Charge of the Light Brigade

views updated May 23 2018

Charge of the Light Brigade, 1854. During the battle of Balaclava (25 October 1854) Lord Raglan ordered Lord Lucan, his cavalry commander, to advance his forces to stop the Russians removing captured cannon from the Causeway Heights. Confusion among the British commanders led to Lucan mistakenly sending the Light Brigade to attack strong Russian positions at a different location, North valley. About one-third of the 673-strong brigade, commanded by Lord Cardigan, became casualties. Thanks partly to Tennyson's poem, the action has become a symbol of military stupidity and blindly obedient courage.

Gary Sheffield

Charge of the Light Brigade

views updated May 18 2018

Charge of the Light Brigade (October 25, 1854) British cavalry charge in the Crimean War, one of the most notorious mistakes in British military history. It stemmed from Lord Lucan's misreading of an ambiguous order by the British commander, Lord Raglan. As a result, Lord Cardigan led the unsupported Light Brigade straight at a battery of Russian guns. More than 600 men took part, nearly half of whom were casualties. The incident is commemorated in a famous poem by Lord Tennyson.

Charge of the Light Brigade

views updated Jun 08 2018

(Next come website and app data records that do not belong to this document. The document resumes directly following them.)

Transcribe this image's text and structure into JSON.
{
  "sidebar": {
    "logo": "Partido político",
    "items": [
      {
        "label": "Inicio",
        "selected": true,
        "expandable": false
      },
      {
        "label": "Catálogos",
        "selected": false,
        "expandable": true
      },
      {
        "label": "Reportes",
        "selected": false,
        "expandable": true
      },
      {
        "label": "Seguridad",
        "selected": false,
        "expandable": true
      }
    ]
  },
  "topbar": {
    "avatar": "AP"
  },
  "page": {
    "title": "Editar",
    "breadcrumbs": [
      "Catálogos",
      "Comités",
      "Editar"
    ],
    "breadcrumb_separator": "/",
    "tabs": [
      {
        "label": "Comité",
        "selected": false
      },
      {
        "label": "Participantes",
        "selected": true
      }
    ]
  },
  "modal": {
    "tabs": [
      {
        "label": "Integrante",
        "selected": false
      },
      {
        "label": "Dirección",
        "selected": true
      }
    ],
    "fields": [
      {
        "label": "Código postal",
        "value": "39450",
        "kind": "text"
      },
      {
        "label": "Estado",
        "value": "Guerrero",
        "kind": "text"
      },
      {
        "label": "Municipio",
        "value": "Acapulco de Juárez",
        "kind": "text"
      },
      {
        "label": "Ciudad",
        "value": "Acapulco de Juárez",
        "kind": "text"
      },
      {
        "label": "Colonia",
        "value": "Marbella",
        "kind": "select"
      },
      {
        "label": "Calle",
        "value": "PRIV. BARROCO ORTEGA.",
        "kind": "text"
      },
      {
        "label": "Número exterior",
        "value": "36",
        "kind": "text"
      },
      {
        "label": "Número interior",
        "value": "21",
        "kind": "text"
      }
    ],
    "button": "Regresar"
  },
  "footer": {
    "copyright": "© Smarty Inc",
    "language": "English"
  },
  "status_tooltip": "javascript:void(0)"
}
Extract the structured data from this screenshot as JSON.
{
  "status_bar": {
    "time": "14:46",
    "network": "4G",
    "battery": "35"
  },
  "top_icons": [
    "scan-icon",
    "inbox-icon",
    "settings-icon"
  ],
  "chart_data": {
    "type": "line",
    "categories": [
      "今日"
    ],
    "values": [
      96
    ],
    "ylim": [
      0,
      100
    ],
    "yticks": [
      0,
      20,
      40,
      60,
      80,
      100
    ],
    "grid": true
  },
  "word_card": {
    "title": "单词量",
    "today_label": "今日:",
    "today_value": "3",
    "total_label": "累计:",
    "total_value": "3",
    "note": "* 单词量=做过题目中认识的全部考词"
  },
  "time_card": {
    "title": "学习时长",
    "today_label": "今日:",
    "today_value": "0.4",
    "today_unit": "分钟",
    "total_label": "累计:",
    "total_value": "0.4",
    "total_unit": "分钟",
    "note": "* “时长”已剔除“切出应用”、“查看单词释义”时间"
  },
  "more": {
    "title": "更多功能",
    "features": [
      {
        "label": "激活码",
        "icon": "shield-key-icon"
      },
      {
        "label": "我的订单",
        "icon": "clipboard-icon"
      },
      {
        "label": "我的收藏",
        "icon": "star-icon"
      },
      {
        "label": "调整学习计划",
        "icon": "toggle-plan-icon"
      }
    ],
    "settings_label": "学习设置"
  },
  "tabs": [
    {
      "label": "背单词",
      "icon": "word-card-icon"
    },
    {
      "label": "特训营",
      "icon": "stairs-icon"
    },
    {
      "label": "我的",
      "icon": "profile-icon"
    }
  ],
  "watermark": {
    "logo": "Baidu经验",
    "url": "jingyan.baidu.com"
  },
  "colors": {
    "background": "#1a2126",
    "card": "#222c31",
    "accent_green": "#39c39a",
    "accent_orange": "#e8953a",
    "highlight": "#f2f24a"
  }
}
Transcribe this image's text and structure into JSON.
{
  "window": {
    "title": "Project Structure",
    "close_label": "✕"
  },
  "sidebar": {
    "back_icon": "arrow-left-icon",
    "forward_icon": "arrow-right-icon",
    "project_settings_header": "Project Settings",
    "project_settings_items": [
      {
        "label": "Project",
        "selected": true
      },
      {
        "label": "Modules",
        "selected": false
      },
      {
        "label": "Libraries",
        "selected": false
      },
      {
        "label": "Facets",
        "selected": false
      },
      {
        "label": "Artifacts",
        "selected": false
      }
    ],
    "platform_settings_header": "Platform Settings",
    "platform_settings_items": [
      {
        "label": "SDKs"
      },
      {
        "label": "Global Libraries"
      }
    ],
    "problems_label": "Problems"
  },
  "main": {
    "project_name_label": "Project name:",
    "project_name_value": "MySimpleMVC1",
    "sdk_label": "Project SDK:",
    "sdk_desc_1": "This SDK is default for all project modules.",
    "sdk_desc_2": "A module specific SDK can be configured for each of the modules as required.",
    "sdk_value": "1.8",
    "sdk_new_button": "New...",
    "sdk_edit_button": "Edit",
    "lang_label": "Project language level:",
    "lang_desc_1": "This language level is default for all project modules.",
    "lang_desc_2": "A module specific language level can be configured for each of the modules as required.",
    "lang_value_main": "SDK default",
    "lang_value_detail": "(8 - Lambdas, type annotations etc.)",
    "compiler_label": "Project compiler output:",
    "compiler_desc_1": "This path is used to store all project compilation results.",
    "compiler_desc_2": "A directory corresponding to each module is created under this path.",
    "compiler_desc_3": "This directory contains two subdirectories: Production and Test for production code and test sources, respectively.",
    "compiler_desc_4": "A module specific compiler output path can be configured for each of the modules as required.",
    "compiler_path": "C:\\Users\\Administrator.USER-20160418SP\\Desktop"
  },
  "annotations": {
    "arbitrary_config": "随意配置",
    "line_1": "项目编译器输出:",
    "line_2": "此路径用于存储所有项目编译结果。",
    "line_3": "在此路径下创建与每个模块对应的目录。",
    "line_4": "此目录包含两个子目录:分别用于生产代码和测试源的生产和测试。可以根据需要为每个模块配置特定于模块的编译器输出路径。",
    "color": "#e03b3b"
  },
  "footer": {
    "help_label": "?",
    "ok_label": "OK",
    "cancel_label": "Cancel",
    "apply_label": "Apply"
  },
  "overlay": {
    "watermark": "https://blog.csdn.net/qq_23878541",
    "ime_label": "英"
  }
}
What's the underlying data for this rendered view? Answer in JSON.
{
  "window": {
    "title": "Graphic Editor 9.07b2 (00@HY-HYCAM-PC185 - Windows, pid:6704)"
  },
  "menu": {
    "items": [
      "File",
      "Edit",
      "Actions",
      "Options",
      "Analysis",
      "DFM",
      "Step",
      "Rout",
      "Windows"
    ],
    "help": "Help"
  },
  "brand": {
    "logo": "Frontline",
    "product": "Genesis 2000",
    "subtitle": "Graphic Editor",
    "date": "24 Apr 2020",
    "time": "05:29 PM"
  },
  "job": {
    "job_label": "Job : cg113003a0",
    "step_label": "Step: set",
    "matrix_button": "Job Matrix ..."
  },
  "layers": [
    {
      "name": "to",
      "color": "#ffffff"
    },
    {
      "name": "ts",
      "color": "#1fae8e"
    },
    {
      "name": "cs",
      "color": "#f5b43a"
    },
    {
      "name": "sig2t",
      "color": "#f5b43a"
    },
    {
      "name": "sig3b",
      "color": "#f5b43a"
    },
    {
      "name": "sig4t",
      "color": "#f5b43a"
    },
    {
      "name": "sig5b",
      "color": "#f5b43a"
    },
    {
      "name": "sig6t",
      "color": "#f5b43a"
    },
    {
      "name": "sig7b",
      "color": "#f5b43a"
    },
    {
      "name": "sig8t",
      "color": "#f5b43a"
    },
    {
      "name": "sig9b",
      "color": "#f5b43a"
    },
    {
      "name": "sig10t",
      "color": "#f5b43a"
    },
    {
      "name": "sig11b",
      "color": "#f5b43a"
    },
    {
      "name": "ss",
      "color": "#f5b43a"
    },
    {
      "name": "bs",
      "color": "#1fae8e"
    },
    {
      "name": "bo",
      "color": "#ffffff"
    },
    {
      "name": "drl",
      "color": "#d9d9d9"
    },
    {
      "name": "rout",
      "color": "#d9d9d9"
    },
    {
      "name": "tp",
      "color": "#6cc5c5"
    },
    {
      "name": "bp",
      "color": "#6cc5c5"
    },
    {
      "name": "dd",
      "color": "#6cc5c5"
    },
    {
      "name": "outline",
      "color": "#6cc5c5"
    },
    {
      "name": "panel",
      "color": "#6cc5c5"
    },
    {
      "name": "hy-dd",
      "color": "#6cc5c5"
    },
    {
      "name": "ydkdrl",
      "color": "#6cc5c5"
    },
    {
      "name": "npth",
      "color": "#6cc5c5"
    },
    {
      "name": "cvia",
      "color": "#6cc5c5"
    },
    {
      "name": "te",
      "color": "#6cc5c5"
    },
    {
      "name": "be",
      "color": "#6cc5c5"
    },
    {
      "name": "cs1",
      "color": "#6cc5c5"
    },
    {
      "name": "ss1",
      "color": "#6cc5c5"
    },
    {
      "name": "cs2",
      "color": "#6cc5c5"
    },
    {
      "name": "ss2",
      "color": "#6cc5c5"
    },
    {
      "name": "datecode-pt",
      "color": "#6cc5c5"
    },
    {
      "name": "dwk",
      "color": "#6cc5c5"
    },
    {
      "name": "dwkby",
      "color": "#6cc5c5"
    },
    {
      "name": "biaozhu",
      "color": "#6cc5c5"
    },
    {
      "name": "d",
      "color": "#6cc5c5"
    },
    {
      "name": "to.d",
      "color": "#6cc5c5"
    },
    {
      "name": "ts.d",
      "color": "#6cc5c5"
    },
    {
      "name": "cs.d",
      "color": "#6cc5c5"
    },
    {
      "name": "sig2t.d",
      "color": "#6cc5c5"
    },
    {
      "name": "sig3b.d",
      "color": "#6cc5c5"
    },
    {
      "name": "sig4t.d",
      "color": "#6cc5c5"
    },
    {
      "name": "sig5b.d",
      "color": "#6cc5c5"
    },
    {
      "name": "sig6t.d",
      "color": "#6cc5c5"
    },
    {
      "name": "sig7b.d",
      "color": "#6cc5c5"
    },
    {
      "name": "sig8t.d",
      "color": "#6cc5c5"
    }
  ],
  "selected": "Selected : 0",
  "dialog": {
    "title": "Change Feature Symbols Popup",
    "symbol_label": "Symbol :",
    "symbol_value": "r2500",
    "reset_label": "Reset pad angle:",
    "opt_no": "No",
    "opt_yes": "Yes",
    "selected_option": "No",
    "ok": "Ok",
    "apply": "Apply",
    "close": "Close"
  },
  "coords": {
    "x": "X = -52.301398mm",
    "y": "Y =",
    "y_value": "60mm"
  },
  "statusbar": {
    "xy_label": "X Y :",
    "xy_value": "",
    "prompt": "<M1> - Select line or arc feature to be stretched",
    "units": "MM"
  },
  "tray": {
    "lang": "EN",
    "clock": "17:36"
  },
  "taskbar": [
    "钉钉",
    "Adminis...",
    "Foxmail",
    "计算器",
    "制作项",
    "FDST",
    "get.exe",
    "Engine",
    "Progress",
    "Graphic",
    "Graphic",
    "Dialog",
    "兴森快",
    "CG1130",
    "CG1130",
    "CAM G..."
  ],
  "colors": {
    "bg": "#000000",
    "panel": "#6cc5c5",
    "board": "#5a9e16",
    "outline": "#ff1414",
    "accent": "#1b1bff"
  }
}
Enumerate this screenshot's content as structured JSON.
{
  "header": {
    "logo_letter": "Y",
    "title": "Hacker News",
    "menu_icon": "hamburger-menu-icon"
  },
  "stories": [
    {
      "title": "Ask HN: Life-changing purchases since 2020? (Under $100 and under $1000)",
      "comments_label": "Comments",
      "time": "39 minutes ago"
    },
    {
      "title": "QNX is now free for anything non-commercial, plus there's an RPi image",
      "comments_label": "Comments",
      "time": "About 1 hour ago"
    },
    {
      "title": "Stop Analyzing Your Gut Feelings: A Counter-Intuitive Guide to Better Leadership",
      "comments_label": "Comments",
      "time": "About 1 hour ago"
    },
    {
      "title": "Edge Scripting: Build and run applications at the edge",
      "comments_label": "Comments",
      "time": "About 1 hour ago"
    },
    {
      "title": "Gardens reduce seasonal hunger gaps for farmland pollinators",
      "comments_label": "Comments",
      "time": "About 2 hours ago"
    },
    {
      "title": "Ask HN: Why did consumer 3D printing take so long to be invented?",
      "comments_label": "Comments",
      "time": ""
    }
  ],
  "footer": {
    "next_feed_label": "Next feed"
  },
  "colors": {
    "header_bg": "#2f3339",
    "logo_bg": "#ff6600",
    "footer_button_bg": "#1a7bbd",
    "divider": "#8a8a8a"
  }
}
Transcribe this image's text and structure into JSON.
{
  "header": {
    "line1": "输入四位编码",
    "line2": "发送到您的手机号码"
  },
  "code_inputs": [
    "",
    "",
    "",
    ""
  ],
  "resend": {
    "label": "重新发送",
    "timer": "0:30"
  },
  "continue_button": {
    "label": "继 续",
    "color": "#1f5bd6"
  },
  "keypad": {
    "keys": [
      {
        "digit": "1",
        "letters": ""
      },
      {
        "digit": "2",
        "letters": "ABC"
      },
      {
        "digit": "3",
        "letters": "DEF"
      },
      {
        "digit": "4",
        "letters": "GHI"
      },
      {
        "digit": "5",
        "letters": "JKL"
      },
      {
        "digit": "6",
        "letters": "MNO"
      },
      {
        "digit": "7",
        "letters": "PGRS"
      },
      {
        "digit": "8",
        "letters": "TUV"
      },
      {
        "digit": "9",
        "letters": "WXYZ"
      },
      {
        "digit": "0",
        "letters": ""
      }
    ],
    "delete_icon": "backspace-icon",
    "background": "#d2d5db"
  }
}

Charge of the Light Brigade a British cavalry charge in 1854 during the Battle of Balaclava in the Crimean War. A misunderstanding between the commander of the Light Brigade and his superiors led to the British cavalry being destroyed. The charge was immortalized in verse by Alfred Tennyson.